» **EXERCISE DETAILS**:
Work out how many lines in the data hold the word "JSON", and reply with that number only.

» **SUPPLIED DATA**:
###
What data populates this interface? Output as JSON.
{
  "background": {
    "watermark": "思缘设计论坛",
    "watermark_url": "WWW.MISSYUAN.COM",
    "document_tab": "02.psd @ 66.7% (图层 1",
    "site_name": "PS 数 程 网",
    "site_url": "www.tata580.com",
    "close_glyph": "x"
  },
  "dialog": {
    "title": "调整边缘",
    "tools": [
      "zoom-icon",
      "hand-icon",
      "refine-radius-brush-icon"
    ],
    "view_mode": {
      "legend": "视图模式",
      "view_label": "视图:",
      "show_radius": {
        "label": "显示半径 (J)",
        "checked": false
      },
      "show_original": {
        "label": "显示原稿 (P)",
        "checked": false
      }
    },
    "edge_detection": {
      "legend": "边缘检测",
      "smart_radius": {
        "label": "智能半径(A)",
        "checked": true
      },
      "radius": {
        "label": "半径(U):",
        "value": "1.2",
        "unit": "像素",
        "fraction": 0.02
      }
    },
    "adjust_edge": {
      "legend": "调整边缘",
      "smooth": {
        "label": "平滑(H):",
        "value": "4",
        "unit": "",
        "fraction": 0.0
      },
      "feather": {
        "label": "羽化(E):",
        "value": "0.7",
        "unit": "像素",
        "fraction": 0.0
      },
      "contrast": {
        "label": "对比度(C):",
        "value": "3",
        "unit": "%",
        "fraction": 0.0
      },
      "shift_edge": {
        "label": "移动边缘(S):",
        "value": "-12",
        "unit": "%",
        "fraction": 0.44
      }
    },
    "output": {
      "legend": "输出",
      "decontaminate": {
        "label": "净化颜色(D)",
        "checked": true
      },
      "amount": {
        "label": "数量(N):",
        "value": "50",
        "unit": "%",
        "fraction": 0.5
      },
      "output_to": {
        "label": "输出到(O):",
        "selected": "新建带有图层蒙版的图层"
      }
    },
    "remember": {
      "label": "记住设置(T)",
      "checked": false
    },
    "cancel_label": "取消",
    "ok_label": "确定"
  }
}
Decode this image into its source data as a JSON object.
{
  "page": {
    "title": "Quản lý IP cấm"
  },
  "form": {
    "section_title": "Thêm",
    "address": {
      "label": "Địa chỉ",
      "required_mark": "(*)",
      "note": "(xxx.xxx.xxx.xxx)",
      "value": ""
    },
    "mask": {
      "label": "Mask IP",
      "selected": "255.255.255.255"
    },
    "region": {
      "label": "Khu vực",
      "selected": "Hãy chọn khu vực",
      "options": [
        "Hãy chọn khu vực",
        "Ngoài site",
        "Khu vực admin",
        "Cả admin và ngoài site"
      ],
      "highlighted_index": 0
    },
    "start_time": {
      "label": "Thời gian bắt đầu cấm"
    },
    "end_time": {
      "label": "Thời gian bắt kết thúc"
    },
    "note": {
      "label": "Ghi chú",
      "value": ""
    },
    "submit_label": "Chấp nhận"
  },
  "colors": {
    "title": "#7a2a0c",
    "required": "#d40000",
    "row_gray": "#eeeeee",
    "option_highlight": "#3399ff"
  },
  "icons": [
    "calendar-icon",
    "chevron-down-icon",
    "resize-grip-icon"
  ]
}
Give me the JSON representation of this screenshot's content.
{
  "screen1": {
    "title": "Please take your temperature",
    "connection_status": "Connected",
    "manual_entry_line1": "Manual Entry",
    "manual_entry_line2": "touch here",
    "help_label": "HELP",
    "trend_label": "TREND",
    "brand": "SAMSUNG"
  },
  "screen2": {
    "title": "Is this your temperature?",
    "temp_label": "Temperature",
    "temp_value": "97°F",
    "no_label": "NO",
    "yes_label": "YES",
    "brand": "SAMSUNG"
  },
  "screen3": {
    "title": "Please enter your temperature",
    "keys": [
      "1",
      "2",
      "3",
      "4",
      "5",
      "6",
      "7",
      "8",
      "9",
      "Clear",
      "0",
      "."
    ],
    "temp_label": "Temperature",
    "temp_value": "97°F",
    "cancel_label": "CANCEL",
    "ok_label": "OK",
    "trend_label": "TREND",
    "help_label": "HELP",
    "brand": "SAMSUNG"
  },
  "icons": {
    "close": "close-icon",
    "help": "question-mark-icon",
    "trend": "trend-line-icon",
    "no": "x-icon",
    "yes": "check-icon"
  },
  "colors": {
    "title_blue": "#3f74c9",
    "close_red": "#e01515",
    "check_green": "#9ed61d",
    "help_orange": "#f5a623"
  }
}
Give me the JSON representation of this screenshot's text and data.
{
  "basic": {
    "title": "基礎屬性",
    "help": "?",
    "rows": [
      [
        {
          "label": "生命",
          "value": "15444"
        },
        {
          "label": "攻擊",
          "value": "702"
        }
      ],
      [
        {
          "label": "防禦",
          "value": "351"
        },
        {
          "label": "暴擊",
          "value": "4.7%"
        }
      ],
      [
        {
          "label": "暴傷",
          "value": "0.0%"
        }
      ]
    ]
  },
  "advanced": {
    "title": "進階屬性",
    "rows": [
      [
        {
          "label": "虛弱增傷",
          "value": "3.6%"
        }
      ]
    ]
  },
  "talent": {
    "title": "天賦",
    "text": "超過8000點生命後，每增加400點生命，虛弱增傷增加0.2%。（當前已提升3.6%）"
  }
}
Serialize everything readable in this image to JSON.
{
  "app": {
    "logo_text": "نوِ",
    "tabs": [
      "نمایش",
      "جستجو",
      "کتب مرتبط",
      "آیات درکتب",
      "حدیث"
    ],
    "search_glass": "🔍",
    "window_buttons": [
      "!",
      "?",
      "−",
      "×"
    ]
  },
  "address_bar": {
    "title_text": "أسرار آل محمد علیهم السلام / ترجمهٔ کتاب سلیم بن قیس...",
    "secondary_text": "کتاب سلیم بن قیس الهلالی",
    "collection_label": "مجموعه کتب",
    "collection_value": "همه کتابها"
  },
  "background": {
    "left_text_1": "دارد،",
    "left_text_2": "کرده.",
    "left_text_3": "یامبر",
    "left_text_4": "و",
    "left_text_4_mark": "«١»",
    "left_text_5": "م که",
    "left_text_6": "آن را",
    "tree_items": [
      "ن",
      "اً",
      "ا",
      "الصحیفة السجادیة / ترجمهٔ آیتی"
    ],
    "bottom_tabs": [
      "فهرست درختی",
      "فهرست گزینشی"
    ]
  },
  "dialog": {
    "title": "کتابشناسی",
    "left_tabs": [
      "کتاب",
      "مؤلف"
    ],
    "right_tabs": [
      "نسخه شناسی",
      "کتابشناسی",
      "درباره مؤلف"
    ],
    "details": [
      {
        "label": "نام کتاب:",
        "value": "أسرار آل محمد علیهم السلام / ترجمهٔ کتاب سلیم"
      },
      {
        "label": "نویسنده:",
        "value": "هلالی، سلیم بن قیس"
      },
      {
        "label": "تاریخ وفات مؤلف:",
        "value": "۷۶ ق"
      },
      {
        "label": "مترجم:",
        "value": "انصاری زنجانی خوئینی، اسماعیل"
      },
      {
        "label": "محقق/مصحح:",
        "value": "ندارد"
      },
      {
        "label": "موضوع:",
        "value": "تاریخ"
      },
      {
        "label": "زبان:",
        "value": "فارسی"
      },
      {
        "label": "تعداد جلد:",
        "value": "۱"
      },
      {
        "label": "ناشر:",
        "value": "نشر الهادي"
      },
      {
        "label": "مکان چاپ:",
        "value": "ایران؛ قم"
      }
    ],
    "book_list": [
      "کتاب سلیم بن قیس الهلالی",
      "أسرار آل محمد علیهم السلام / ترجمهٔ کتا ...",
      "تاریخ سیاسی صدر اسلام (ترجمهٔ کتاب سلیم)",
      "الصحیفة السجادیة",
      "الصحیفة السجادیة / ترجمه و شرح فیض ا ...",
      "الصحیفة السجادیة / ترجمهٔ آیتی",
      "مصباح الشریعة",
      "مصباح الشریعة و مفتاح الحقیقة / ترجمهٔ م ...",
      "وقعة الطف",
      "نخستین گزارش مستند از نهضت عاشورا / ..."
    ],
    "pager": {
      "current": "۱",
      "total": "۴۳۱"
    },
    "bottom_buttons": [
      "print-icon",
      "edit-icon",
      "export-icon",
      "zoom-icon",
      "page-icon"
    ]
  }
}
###
» **TASK SOLUTION**:
5